Stored items
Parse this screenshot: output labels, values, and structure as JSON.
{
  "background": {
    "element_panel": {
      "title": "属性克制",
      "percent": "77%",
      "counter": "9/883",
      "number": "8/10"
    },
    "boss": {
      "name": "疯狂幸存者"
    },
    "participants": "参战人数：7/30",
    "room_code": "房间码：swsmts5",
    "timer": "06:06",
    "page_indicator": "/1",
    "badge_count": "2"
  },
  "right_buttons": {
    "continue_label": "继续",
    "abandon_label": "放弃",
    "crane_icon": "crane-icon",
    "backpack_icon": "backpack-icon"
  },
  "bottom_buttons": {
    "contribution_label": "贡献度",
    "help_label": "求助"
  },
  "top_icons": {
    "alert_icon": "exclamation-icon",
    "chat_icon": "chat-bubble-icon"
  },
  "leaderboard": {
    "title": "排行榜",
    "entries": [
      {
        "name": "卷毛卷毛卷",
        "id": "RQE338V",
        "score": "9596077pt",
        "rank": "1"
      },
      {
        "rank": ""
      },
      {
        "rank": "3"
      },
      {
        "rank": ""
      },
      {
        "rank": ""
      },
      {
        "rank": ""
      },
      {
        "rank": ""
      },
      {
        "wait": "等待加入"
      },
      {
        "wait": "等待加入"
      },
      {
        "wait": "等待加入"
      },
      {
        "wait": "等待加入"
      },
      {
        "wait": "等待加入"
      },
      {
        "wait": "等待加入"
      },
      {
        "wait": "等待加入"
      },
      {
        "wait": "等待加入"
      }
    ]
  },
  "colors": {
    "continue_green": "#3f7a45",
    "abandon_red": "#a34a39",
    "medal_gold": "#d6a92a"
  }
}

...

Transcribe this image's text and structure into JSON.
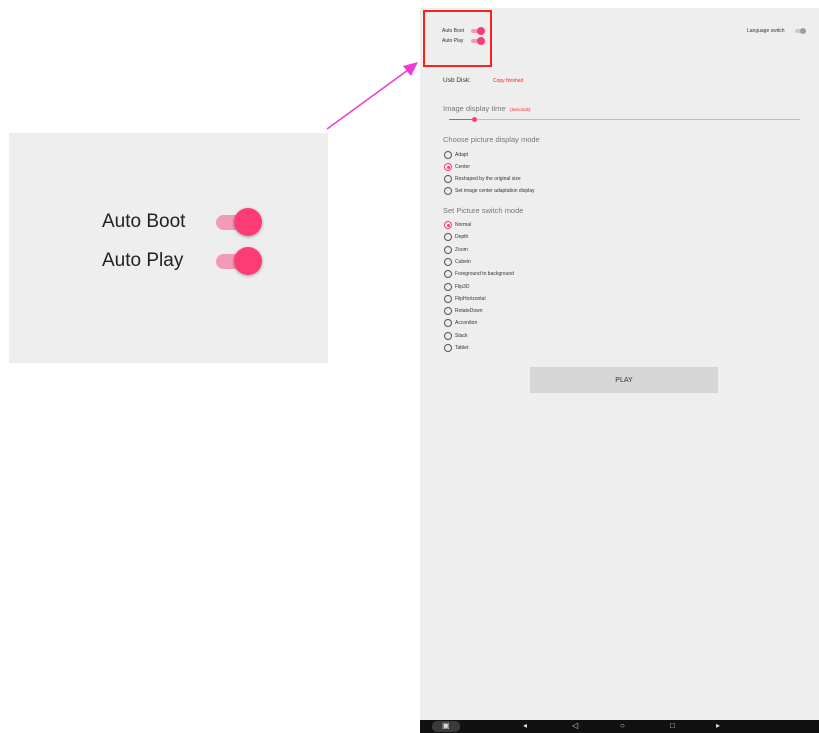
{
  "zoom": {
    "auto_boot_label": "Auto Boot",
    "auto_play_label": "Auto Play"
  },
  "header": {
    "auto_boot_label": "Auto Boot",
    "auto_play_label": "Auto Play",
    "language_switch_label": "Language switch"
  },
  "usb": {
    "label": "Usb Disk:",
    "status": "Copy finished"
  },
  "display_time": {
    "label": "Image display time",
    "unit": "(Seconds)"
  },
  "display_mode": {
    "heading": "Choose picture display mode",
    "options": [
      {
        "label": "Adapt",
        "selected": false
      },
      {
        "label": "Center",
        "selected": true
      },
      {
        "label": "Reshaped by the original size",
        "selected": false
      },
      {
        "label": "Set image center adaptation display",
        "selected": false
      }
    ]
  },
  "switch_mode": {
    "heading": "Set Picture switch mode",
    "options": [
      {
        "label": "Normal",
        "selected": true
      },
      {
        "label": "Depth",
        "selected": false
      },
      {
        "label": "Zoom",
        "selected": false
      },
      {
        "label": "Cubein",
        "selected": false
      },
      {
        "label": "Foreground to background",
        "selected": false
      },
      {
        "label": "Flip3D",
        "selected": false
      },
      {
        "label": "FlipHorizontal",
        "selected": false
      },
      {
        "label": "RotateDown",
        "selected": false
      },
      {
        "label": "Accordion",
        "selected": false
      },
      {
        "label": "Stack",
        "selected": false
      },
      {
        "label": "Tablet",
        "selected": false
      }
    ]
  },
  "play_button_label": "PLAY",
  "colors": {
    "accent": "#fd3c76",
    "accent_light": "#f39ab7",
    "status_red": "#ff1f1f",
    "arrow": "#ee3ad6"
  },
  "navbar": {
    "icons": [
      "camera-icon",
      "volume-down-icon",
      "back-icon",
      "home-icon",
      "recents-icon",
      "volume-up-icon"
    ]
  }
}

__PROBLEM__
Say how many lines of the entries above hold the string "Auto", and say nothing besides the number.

__SOLVED EXERCISE__
4